• [Work required] Search the records for the string "JSON", then copy each line where it appears.

---*---

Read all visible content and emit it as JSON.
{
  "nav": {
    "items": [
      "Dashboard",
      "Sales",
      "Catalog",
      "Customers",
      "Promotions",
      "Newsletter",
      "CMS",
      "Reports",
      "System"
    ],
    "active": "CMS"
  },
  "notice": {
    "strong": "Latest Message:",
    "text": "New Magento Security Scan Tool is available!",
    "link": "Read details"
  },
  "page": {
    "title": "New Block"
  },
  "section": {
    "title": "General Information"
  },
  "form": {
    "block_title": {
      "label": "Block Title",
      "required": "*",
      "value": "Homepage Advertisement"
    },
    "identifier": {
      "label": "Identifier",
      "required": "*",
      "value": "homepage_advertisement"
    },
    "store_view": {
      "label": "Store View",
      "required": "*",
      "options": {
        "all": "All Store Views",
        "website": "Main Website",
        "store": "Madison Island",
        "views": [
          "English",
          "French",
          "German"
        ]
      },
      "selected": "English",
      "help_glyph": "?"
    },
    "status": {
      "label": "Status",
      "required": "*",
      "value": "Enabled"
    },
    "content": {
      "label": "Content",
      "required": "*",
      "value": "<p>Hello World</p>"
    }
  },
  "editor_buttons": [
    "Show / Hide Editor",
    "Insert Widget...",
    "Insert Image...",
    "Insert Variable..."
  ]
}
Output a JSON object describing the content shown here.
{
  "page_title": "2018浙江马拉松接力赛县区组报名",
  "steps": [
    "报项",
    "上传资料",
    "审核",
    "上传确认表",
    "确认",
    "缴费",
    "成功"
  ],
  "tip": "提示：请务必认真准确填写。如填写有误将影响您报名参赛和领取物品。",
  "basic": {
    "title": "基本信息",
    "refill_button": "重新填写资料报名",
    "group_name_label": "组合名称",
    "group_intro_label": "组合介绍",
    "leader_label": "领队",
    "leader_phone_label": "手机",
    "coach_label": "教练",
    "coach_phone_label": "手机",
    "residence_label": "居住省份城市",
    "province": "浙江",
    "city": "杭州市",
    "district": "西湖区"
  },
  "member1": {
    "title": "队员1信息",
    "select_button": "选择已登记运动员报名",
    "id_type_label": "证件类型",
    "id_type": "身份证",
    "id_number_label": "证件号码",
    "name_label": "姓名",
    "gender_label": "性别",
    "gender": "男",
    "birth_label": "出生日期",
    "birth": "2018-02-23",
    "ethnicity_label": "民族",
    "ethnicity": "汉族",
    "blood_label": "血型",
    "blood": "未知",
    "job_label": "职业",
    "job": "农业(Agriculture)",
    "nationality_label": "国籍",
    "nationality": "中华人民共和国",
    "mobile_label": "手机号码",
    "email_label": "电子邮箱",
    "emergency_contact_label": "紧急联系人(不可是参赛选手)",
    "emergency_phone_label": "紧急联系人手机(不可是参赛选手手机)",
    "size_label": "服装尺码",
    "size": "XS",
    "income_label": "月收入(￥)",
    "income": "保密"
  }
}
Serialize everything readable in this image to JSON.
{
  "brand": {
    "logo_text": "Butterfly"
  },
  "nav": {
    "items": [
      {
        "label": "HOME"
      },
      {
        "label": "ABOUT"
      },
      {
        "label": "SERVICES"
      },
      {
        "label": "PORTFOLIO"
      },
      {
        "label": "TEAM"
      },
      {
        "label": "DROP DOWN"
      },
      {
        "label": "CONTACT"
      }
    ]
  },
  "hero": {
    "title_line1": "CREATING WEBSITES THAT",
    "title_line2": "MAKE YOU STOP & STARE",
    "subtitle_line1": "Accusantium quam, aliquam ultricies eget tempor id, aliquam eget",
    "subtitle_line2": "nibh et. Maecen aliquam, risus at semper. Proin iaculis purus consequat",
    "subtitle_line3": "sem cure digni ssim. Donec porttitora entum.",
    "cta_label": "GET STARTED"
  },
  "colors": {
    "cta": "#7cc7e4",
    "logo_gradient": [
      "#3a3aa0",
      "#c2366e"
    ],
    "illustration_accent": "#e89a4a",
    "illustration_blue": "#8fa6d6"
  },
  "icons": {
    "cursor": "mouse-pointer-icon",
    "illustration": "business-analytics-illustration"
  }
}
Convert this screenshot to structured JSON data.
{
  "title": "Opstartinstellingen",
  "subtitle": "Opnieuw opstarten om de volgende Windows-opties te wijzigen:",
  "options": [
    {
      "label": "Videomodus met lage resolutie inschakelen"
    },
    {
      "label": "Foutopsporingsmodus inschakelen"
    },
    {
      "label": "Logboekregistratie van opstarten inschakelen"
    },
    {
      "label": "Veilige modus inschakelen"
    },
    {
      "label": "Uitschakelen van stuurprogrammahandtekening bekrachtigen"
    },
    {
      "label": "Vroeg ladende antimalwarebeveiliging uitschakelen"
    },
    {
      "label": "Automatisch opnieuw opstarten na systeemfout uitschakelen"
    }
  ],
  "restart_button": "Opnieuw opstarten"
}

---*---

• [Reply to the task]
Read all visible content and emit it as JSON.
Output a JSON object describing the content shown here.
Serialize everything readable in this image to JSON.
Convert this screenshot to structured JSON data.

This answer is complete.